Thursday, April 4, 2019


They always met on the night of the saxophones,
Catching their shoes along the avenues of blue.
They lacked but a pencil to autograph the contract,
For they both would need a place to hang their suitcase
And a needle that went all the way under their skin,
Or was at least somewhere different than the farm.

How could they know they were listening at the farm
To the same scratchy peal of the saxophones?
For as much as they yearned for a different skin
There was only the sky, and its same shade of blue,
No rescue from the room where they dropped their suitcase
And made love by the sign of the room rate contract –

It was all right there, before they signed the contract
And put themselves out to pasture on their own farm
Like holy animals, and hid the twin suitcase
Next to the gramophone, where the old saxophones
Still secretly played their heartbreaking paeans of blue
While the walls were covered in kisses like moist skin.

Soon PJs covered the blessings of naked skin
And all easy forms of contact became contract-
Ual, and all the sure yesses turned into blue
Refusals, before the cold comfort of the farm
Provoked a cry from the slaves, wailing on saxophones,
And hands that soon groped in the dark for the suitcase …

You know how this tale ends. You’ve carried that suitcase
Trying to get away from the pain of your own skin
And the sound from the distance: insistent saxophones
Who’ll tell you it’s nothing to tear up the contract,
Make omelettes out of the eggshells, bet the farm
On a pair of walking shoes, as relentless blue

Holds you like a newborn baby staring blue
At the distance, the mirror, the old and weary suitcase
That will go with you when you’ve finally bought the farm
Having thrown your old clothes to the road, shed your skin,
Or so you had hoped, when your tears bleared the contract
Fine print, not knowing you’d be left only saxophones

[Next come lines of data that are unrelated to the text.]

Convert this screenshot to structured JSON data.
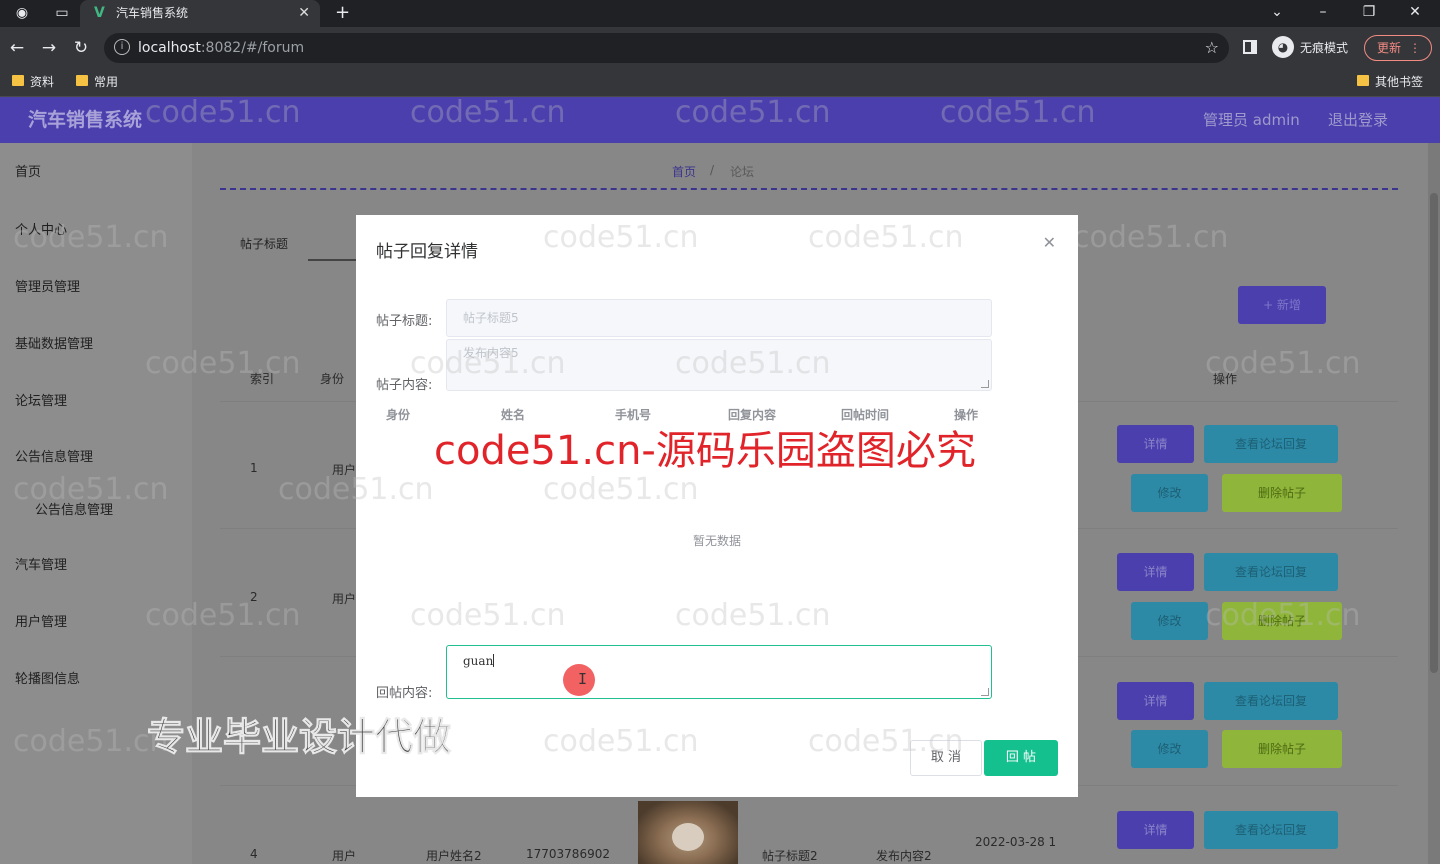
{
  "browser": {
    "tab_title": "汽车销售系统",
    "url_host": "localhost",
    "url_rest": ":8082/#/forum",
    "incognito_label": "无痕模式",
    "update_label": "更新",
    "bookmarks": [
      "资料",
      "常用"
    ],
    "other_bookmarks": "其他书签"
  },
  "app": {
    "title": "汽车销售系统",
    "admin_label": "管理员 admin",
    "logout_label": "退出登录"
  },
  "sidebar": {
    "items": [
      "首页",
      "个人中心",
      "管理员管理",
      "基础数据管理",
      "论坛管理",
      "公告信息管理",
      "公告信息管理",
      "汽车管理",
      "用户管理",
      "轮播图信息"
    ]
  },
  "breadcrumb": {
    "home": "首页",
    "separator": "/",
    "current": "论坛"
  },
  "toolbar": {
    "search_label": "帖子标题",
    "add_label": "+ 新增"
  },
  "table": {
    "headers": [
      "索引",
      "身份",
      "操作"
    ],
    "rows": [
      {
        "index": "1",
        "identity": "用户"
      },
      {
        "index": "2",
        "identity": "用户"
      },
      {
        "index": "4",
        "identity": "用户",
        "name": "用户姓名2",
        "phone": "17703786902",
        "title": "帖子标题2",
        "content": "发布内容2",
        "time": "2022-03-28 1"
      }
    ],
    "action_labels": {
      "detail": "详情",
      "reply": "查看论坛回复",
      "edit": "修改",
      "delete": "删除帖子"
    }
  },
  "dialog": {
    "title": "帖子回复详情",
    "title_label": "帖子标题:",
    "title_placeholder": "帖子标题5",
    "content_label": "帖子内容:",
    "content_placeholder": "发布内容5",
    "columns": [
      "身份",
      "姓名",
      "手机号",
      "回复内容",
      "回帖时间",
      "操作"
    ],
    "empty_text": "暂无数据",
    "reply_label": "回帖内容:",
    "reply_value": "guan",
    "cancel_label": "取 消",
    "submit_label": "回 帖"
  },
  "watermarks": {
    "faint": "code51.cn",
    "red": "code51.cn-源码乐园盗图必究",
    "ad": "专业毕业设计代做"
  },
  "colors": {
    "header_bg": "#4b3fae",
    "primary_green": "#13c08e",
    "watermark_red": "#e0242a"
  }
}
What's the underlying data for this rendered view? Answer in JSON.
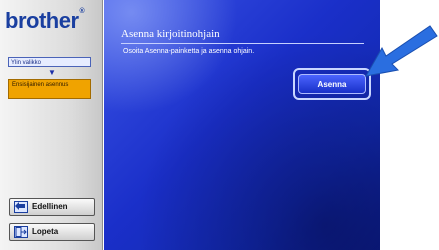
{
  "sidebar": {
    "logo_text": "brother",
    "logo_mark": "®",
    "menu_top_label": "Ylin valikko",
    "menu_selected_label": "Ensisijainen asennus",
    "back_label": "Edellinen",
    "quit_label": "Lopeta"
  },
  "main": {
    "title": "Asenna kirjoitinohjain",
    "instruction": "Osoita Asenna-painketta ja asenna ohjain.",
    "install_label": "Asenna"
  },
  "colors": {
    "brand_blue": "#1a3fa0",
    "panel_blue": "#1a2fc9",
    "selected_orange": "#f0a300",
    "arrow_blue": "#2a6ee0"
  }
}
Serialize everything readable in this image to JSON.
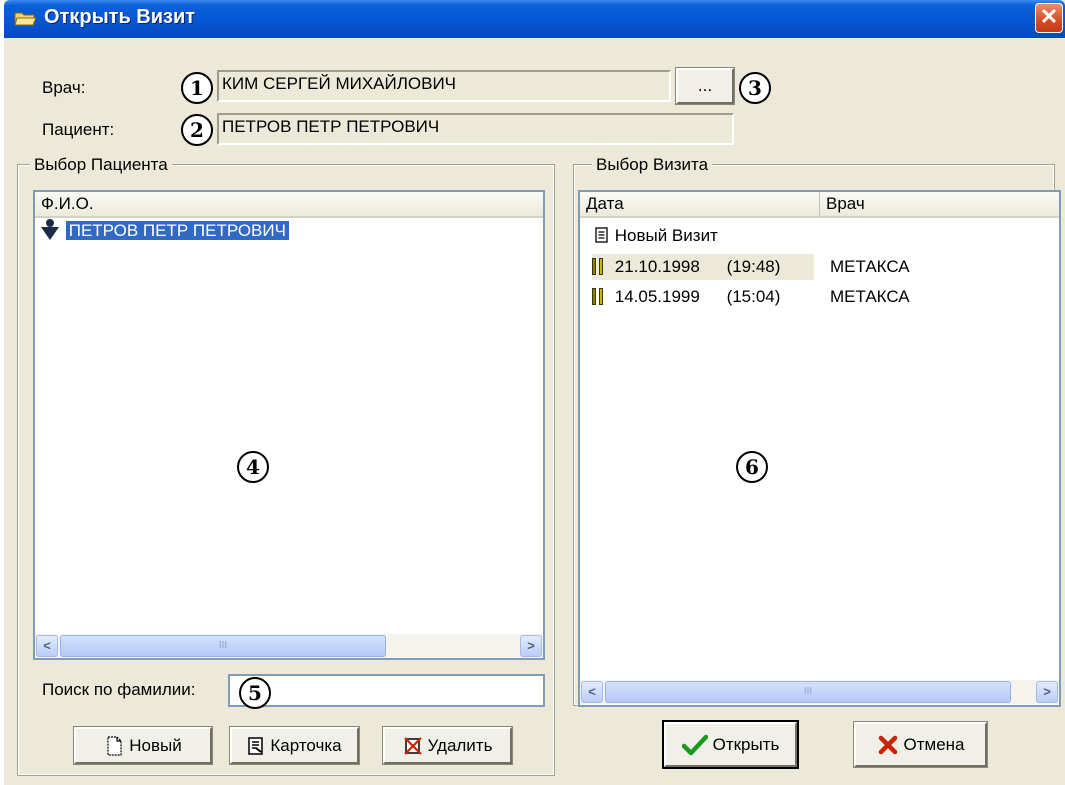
{
  "window": {
    "title": "Открыть Визит",
    "close_glyph": "✕"
  },
  "doctor": {
    "label": "Врач:",
    "value": "КИМ СЕРГЕЙ МИХАЙЛОВИЧ",
    "browse_label": "..."
  },
  "patient": {
    "label": "Пациент:",
    "value": "ПЕТРОВ ПЕТР ПЕТРОВИЧ"
  },
  "callouts": [
    "1",
    "2",
    "3",
    "4",
    "5",
    "6"
  ],
  "patient_group": {
    "title": "Выбор Пациента",
    "column": "Ф.И.О.",
    "rows": [
      {
        "name": "ПЕТРОВ ПЕТР ПЕТРОВИЧ",
        "icon": "patient-arrow-icon",
        "selected": true
      }
    ],
    "search_label": "Поиск по фамилии:",
    "search_value": ""
  },
  "visit_group": {
    "title": "Выбор Визита",
    "columns": [
      "Дата",
      "Врач"
    ],
    "new_visit": "Новый Визит",
    "rows": [
      {
        "date": "21.10.1998",
        "time": "(19:48)",
        "doctor": "МЕТАКСА",
        "icon": "visit-book-icon"
      },
      {
        "date": "14.05.1999",
        "time": "(15:04)",
        "doctor": "МЕТАКСА",
        "icon": "visit-book-icon"
      }
    ]
  },
  "buttons": {
    "new": "Новый",
    "card": "Карточка",
    "delete": "Удалить",
    "open": "Открыть",
    "cancel": "Отмена"
  },
  "scrollbar": {
    "left_arrow": "<",
    "right_arrow": ">",
    "grip": "III"
  },
  "colors": {
    "selection": "#316ac5",
    "title_bar": "#0656d4",
    "accent_red": "#cc2200",
    "accent_green": "#1a9a1a"
  }
}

Moaning out the same tired blue of your lust for skin
When the clowns from the farm arrived with their contract
And you opened your suitcase, freed the saxophones.